» **What the task asks**: Going through the data below, please show each line containing the string "title".

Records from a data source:
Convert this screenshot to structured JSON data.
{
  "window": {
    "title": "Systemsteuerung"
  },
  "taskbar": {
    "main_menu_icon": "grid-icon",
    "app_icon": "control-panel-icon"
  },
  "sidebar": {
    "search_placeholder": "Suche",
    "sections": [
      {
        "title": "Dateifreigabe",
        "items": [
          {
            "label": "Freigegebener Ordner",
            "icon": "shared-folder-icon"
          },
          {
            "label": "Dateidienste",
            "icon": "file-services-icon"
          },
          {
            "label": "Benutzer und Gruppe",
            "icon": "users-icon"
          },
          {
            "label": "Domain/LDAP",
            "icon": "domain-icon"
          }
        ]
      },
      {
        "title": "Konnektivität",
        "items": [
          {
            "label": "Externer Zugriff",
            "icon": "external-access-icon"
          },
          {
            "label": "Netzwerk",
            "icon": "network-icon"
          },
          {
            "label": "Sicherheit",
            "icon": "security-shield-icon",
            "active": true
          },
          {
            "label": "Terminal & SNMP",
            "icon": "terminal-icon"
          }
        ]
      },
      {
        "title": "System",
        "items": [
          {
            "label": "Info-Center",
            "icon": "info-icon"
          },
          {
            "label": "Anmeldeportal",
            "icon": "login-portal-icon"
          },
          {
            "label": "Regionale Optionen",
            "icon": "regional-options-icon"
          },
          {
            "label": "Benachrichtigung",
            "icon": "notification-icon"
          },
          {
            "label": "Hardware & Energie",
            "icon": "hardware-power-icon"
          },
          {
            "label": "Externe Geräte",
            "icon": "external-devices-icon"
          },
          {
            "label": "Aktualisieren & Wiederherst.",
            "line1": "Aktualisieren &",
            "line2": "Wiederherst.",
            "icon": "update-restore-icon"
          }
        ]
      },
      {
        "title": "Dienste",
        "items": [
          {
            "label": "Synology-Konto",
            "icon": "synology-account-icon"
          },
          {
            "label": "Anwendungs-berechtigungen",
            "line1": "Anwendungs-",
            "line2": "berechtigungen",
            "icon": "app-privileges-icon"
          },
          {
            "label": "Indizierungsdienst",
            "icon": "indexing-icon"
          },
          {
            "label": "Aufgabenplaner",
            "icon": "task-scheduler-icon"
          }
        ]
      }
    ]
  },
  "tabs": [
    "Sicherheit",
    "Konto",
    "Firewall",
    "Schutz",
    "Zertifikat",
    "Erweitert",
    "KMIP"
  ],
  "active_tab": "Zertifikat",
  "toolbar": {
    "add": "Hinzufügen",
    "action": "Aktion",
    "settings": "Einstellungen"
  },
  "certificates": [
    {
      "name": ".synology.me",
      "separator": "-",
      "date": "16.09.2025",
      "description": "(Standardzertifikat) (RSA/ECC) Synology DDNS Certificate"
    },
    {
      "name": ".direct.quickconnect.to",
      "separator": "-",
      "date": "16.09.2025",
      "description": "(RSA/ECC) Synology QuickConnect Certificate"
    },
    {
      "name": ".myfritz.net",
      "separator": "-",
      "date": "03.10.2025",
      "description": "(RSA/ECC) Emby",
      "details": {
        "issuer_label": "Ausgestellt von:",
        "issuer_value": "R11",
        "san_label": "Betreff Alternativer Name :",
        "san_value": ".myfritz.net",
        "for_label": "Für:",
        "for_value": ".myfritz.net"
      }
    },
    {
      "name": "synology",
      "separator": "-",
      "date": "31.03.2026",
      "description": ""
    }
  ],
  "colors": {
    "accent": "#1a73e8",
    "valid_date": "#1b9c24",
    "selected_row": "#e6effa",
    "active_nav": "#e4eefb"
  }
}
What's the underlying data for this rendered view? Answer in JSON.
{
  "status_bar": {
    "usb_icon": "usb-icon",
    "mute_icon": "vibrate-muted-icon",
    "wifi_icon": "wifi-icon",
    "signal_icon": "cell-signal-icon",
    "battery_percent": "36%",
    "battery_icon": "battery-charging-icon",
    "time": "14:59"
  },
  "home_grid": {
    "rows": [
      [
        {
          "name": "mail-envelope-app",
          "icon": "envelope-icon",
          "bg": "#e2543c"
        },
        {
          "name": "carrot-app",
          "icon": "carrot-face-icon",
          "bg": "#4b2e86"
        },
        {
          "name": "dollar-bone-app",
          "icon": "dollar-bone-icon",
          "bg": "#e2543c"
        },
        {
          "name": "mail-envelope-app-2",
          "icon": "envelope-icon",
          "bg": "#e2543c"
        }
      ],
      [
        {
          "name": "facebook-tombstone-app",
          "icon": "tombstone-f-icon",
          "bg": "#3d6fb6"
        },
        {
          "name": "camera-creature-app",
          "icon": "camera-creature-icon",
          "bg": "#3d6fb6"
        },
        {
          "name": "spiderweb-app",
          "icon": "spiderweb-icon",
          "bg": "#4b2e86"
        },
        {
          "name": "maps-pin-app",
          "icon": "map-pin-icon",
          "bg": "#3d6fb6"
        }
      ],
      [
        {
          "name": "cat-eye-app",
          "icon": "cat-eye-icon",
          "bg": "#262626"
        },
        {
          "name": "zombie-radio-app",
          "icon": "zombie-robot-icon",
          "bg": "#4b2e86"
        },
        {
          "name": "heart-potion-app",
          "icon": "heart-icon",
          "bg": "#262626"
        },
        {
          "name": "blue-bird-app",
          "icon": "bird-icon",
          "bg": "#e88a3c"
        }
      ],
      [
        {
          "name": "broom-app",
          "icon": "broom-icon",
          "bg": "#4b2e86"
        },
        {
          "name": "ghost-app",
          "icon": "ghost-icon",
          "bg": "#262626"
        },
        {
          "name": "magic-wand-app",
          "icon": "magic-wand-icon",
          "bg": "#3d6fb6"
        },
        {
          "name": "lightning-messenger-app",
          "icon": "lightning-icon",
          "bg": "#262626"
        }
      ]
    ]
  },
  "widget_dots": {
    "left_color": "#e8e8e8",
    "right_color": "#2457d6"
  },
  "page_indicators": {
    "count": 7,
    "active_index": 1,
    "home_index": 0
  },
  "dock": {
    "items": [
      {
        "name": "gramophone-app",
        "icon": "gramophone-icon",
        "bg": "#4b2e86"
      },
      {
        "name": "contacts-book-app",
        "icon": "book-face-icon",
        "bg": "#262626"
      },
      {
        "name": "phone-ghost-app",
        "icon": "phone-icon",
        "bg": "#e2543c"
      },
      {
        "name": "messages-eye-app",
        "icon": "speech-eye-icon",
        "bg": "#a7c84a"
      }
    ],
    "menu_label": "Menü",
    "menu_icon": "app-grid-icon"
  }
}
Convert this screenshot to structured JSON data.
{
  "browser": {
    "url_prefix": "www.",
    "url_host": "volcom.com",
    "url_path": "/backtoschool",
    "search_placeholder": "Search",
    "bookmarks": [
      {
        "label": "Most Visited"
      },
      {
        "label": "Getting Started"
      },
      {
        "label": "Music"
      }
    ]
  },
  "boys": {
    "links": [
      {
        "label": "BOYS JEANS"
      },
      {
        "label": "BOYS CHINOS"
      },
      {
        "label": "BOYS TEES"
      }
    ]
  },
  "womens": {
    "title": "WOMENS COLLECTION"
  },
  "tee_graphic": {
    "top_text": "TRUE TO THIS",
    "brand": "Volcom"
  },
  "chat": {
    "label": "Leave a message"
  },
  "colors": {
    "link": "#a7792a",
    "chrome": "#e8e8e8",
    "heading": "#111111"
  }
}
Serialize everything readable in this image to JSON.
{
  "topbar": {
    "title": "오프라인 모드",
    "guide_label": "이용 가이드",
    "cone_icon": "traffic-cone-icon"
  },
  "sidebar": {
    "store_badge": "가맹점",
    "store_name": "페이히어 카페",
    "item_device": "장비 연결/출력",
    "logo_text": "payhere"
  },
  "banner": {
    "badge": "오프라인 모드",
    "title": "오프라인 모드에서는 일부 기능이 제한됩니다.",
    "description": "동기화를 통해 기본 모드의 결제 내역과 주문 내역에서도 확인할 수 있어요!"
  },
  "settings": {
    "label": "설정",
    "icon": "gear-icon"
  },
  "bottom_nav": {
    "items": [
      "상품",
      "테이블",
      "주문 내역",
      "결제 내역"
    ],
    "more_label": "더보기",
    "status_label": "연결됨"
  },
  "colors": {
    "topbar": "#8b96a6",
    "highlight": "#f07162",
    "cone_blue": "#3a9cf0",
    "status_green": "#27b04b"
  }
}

» **Answer to this task**:
    "title": "Systemsteuerung"
        "title": "Dateifreigabe",
        "title": "Konnektivität",
        "title": "System",
        "title": "Dienste",
    "title": "WOMENS COLLECTION"
    "title": "오프라인 모드",
    "title": "오프라인 모드에서는 일부 기능이 제한됩니다.",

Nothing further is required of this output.